Bulls -- guys who have surpassed expectations:

Aubrey Huff has been phenomenal, hitting, slugging, and even playing adequate defense at both 1B and LF. Signed to a relatively cheap one-year deal, Huff was in the conversation for All-Star representation, has been one of the best free agent bargains in baseball this year and is a big reason the Giants are on the sunny side of .500.

Juan Uribe, though he has tailed off lately, he was an important spark plug who rose from "utility player without a position to call home" to "every day staple," first subbing for Freddy Sanchez until he got healthy, then slotting in for the alternately injured and ineffective Edgar Renteria. If there is a such thing as "clutch," Uribe seems to have the gift and he has certainly added much needed power to the Giants lineup.

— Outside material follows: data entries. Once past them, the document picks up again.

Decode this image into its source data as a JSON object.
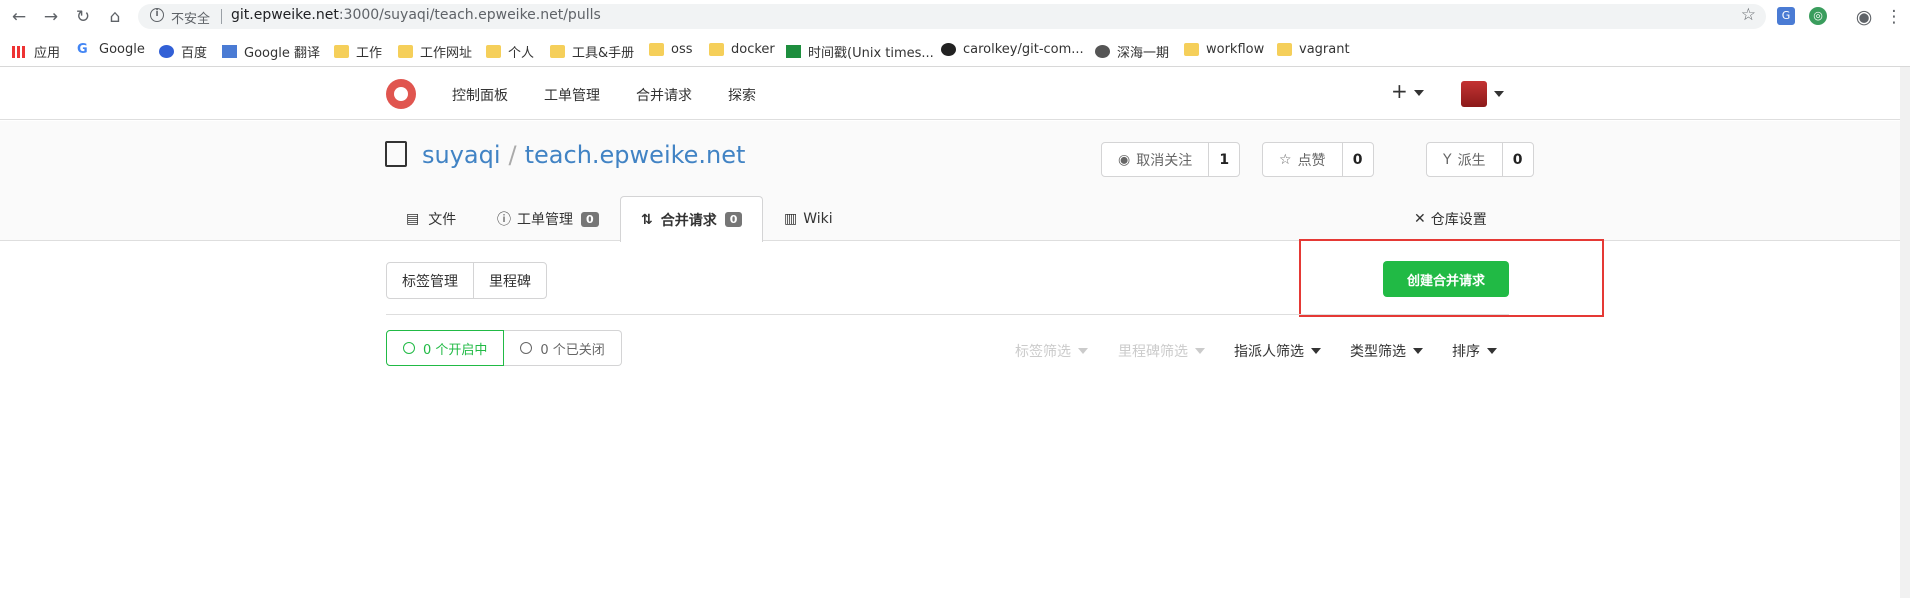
{
  "browser": {
    "insecure_label": "不安全",
    "url_host": "git.epweike.net",
    "url_path": ":3000/suyaqi/teach.epweike.net/pulls"
  },
  "bookmarks": [
    {
      "label": "应用",
      "icon": "apps-icon"
    },
    {
      "label": "Google",
      "icon": "google-icon"
    },
    {
      "label": "百度",
      "icon": "baidu-icon"
    },
    {
      "label": "Google 翻译",
      "icon": "translate-icon"
    },
    {
      "label": "工作",
      "icon": "folder-icon"
    },
    {
      "label": "工作网址",
      "icon": "folder-icon"
    },
    {
      "label": "个人",
      "icon": "folder-icon"
    },
    {
      "label": "工具&手册",
      "icon": "folder-icon"
    },
    {
      "label": "oss",
      "icon": "folder-icon"
    },
    {
      "label": "docker",
      "icon": "folder-icon"
    },
    {
      "label": "时间戳(Unix times...",
      "icon": "sheet-icon"
    },
    {
      "label": "carolkey/git-com...",
      "icon": "github-icon"
    },
    {
      "label": "深海一期",
      "icon": "globe-icon"
    },
    {
      "label": "workflow",
      "icon": "folder-icon"
    },
    {
      "label": "vagrant",
      "icon": "folder-icon"
    }
  ],
  "nav": {
    "dashboard": "控制面板",
    "issues": "工单管理",
    "pulls": "合并请求",
    "explore": "探索"
  },
  "repo": {
    "owner": "suyaqi",
    "separator": "/",
    "name": "teach.epweike.net",
    "unwatch_label": "取消关注",
    "watch_count": "1",
    "star_label": "点赞",
    "star_count": "0",
    "fork_label": "派生",
    "fork_count": "0"
  },
  "tabs": {
    "files": "文件",
    "issues": "工单管理",
    "issues_count": "0",
    "pulls": "合并请求",
    "pulls_count": "0",
    "wiki": "Wiki",
    "settings": "仓库设置"
  },
  "toolbar": {
    "labels": "标签管理",
    "milestones": "里程碑",
    "create_pr": "创建合并请求"
  },
  "states": {
    "open": "0 个开启中",
    "closed": "0 个已关闭"
  },
  "filters": {
    "label": "标签筛选",
    "milestone": "里程碑筛选",
    "assignee": "指派人筛选",
    "type": "类型筛选",
    "sort": "排序"
  }
}
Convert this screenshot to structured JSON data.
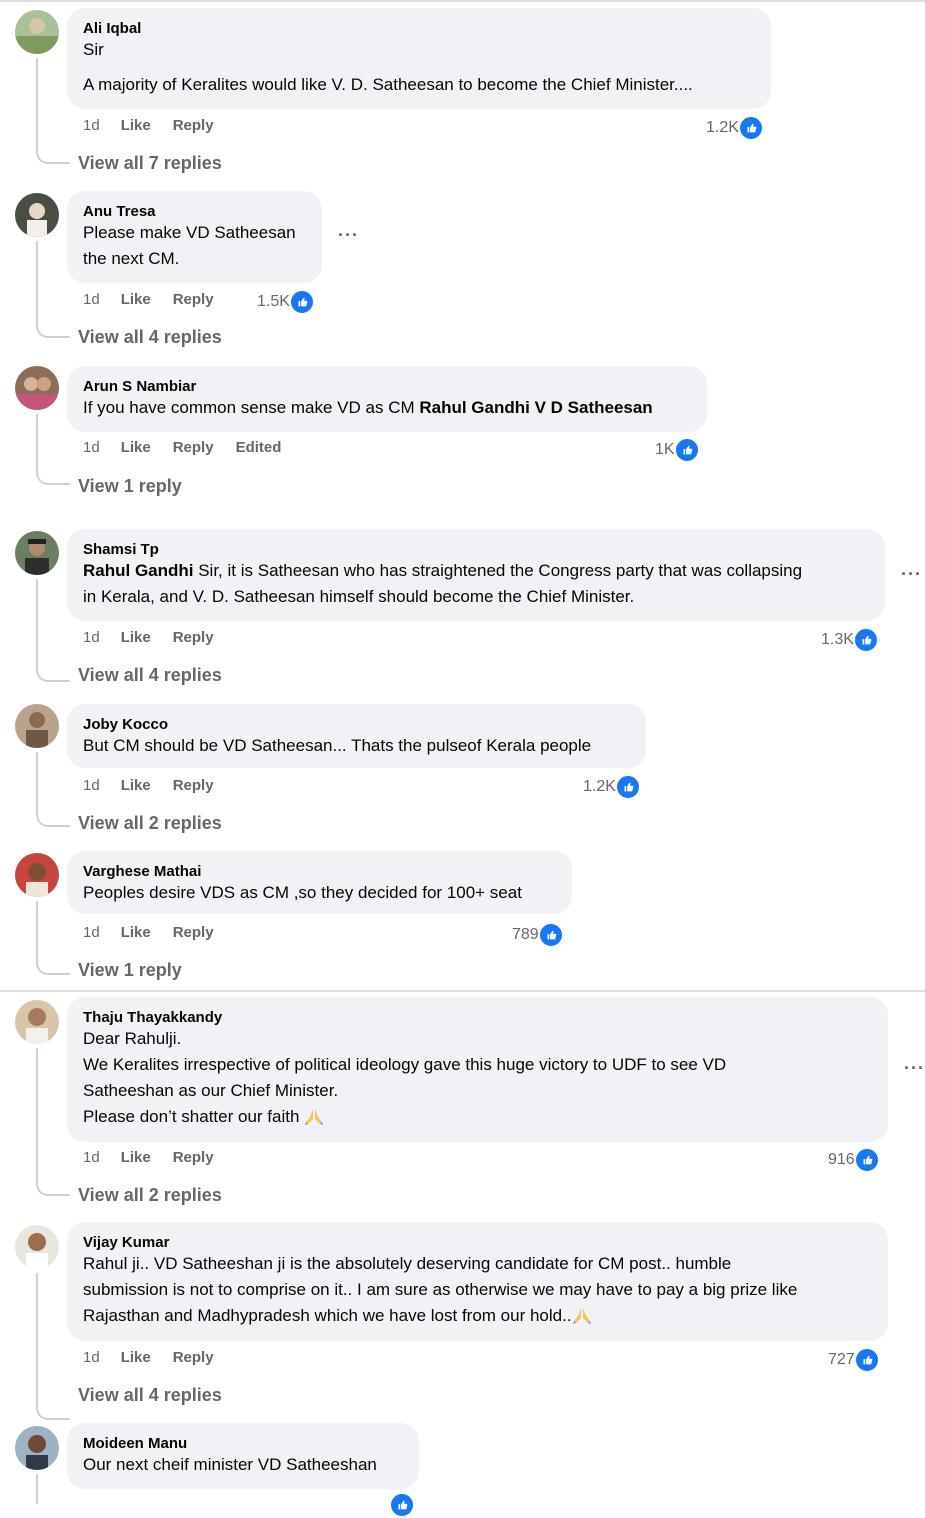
{
  "like_color": "#1877f2",
  "comments": [
    {
      "name": "Ali Iqbal",
      "lines": [
        "Sir",
        "A majority of Keralites would like V. D. Satheesan to become the Chief Minister...."
      ],
      "time": "1d",
      "like": "Like",
      "reply": "Reply",
      "reactions": "1.2K",
      "view_replies": "View all 7 replies"
    },
    {
      "name": "Anu Tresa",
      "lines": [
        "Please make VD Satheesan",
        "the next CM."
      ],
      "time": "1d",
      "like": "Like",
      "reply": "Reply",
      "reactions": "1.5K",
      "view_replies": "View all 4 replies",
      "more": "···"
    },
    {
      "name": "Arun S Nambiar",
      "text_prefix": "If you have common sense make VD as CM ",
      "text_bold": "Rahul Gandhi V D Satheesan",
      "time": "1d",
      "like": "Like",
      "reply": "Reply",
      "edited": "Edited",
      "reactions": "1K",
      "view_replies": "View 1 reply"
    },
    {
      "name": "Shamsi Tp",
      "text_bold": "Rahul Gandhi",
      "line1_rest": " Sir, it is Satheesan who has straightened the Congress party that was collapsing",
      "line2": "in Kerala, and V. D. Satheesan himself should become the Chief Minister.",
      "time": "1d",
      "like": "Like",
      "reply": "Reply",
      "reactions": "1.3K",
      "view_replies": "View all 4 replies",
      "more": "···"
    },
    {
      "name": "Joby Kocco",
      "lines": [
        "But CM should be VD Satheesan... Thats the pulseof Kerala people"
      ],
      "time": "1d",
      "like": "Like",
      "reply": "Reply",
      "reactions": "1.2K",
      "view_replies": "View all 2 replies"
    },
    {
      "name": "Varghese Mathai",
      "lines": [
        "Peoples desire VDS as CM ,so they decided for 100+ seat"
      ],
      "time": "1d",
      "like": "Like",
      "reply": "Reply",
      "reactions": "789",
      "view_replies": "View 1 reply"
    },
    {
      "name": "Thaju Thayakkandy",
      "lines": [
        "Dear Rahulji.",
        "We Keralites irrespective of political ideology gave this huge victory to UDF to see VD",
        "Satheeshan as our Chief Minister.",
        "Please don’t shatter our faith"
      ],
      "time": "1d",
      "like": "Like",
      "reply": "Reply",
      "reactions": "916",
      "view_replies": "View all 2 replies",
      "more": "···"
    },
    {
      "name": "Vijay Kumar",
      "lines": [
        "Rahul ji.. VD Satheeshan ji is the absolutely deserving candidate for CM post.. humble",
        "submission is not to comprise on it.. I am sure as otherwise we may have to pay a big prize like",
        "Rajasthan and Madhypradesh which we have lost from our hold.."
      ],
      "time": "1d",
      "like": "Like",
      "reply": "Reply",
      "reactions": "727",
      "view_replies": "View all 4 replies"
    },
    {
      "name": "Moideen Manu",
      "lines": [
        "Our next cheif minister VD Satheeshan"
      ]
    }
  ]
}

Andres Torres has been fantastic, getting on base and flying around the bases, hitting for decent slugging with an assortment of doubles, triples, and home runs both inside the park and out. For a guy any team could have had cheap off the scrapheap two years ago, Torres has been a godsend at a premium position, CF, which he has played extremely well.

Bears -- guys who have not met expectations:

Tim Lincecum has hardly been "the problem," among the major league leaders in strikeouts and still a pitcher no team wants to face. But this year, for the first time in his career, Lincecum has been wobbly and not always in command. He has still been a very good pitcher, but not really a true "ace."

Pablo Sandoval continues to swing at everything, but when he is mostly missing it's not quite as charming. He looks lost at the plate and Bruce Bochy looks even more lost, bouncing him from the No. 3 spot to the No. 8 spot, and everywhere in between trying to find a place where Sandoval will take a pitch or two once in a while.

Aaron Rowand is now an expensive bench player, lacking Torres' plate discipline and consistency, and settling in as one of the biggest "albatrosses" on Brian Sabean's ledger.

Will the Giants compete for the NL West crown or the Wild Card in the season's second half? That probably depends mostly on whether the bears improve more than the bulls regress -- or vice versa.